Why do we study languages?
“Because we like them”. This could be one of the most common answers we could turn up with. But, what if we would like to go farther? What if we would like to use this knowledge in a professional way? The first option that comes to our minds is “philology”, the study of the language itself and its literature. However, there exist other options, and the one we are going to talk about is “translation and interpreting”. We are going to state briefly what it consists of and why it may seem unknown for some people.
On the 30th of September we celebrate The International Day of Translation and Interpreting. This date represents the death of Saint Jerome, translators and interpreters’ patron saint. He was the first person who translated the Bible into a Romance language in the 3th century. The International Federation of Translators and Interpreters was the organism that boosted this event in 1991. One of the objectives of this celebration is giving the translators their deserved recognition. In spite of being one of the most ancient jobs in the world –and it still is present today–, few people know the point of it.
That is why we are going to point out some important characteristics of this job. This is our tiny tribute in its day.
We do not exaggerate when saying that it is one of the most ancient jobs in the world. The Bible reflects the origin of languages in one of its passages in the Genesis. It tells how some people try to build a tower so that they can reach heaven.
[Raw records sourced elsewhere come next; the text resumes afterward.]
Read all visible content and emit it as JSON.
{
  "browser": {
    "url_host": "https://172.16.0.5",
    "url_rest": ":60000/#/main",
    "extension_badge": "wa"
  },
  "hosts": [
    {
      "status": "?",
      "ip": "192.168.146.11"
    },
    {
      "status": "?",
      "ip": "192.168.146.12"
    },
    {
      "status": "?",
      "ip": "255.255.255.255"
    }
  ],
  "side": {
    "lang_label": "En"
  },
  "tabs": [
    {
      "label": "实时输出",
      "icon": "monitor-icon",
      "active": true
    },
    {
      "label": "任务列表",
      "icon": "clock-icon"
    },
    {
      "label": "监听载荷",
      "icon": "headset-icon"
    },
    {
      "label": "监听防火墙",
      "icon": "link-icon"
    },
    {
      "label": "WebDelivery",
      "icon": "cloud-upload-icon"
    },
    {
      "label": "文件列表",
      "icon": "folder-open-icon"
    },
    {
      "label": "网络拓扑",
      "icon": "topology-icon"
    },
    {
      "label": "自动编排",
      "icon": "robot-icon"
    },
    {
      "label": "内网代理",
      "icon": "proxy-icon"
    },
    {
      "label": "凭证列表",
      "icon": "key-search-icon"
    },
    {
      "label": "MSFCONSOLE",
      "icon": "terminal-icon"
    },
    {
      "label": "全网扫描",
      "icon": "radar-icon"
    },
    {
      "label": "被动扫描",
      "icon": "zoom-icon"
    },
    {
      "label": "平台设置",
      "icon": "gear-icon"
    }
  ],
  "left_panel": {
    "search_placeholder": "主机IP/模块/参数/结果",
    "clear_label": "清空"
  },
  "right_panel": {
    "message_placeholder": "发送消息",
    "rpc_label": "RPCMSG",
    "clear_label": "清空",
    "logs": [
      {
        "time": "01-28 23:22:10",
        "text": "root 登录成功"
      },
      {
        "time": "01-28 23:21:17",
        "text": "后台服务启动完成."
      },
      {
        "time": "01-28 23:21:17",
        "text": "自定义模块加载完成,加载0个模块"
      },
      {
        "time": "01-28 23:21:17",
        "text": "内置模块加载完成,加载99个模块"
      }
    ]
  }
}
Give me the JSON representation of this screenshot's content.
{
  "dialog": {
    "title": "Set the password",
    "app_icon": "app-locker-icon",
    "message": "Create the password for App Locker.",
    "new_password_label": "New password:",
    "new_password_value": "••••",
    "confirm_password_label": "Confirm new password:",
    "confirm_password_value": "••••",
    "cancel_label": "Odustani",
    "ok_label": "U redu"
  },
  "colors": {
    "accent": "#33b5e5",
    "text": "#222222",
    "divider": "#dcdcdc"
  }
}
However, God punishes them because of the level of pride and arrogance they experience. The punishment consists of the division of languages, resulting in the implicit difficulty of communication –a problem that still persists these days–. This is known the Babel Tower.
The Bible is the most translated book through history; we can find it in more than three hundred languages. From that, we can infer the importance of Saint Jerome as the translators’ patron saint.
Why is translation important in our society nowadays?
Well, we can say it in one word: GLOBALIZATION. If we stop to think about how many times we face a translated text during the day, we could say that translation does imply a noticeable engine of global communication. Some examples are instructions for use of electronics made abroad, books written by foreign authors, some news about equity markets, Hollywood movies... But there are much more behind it.
However, do we really know what the key elements of translation are?
Have you ever tried to translate a text into your mother tongue? If not, try it and tell us about it. But, for the time being, we are going to deep into this job and prove some frequent myths wrong.
It is not necessary for a translator to be a bilingual person. It is just the tip of the iceberg. Translators are intercultural mediators, that is, they must know about culture of the languages –taking into account their corresponding countries—they are working with. There is formal education in translating and interpreting, then it is something that can be learnt.
Translators are not dictionaries, neither are they machines. They posses language and cultural knowledge, apart from translation techniques. They also have skills on information research, because they face new texts every day, dealing with different themes. This implies a continuous learning –even self-learning. Therefore, we can state that wide cultural knowledge is a good starting point.
There is something left here, the other half of translation… interpreting. But we will tell you about it at another post.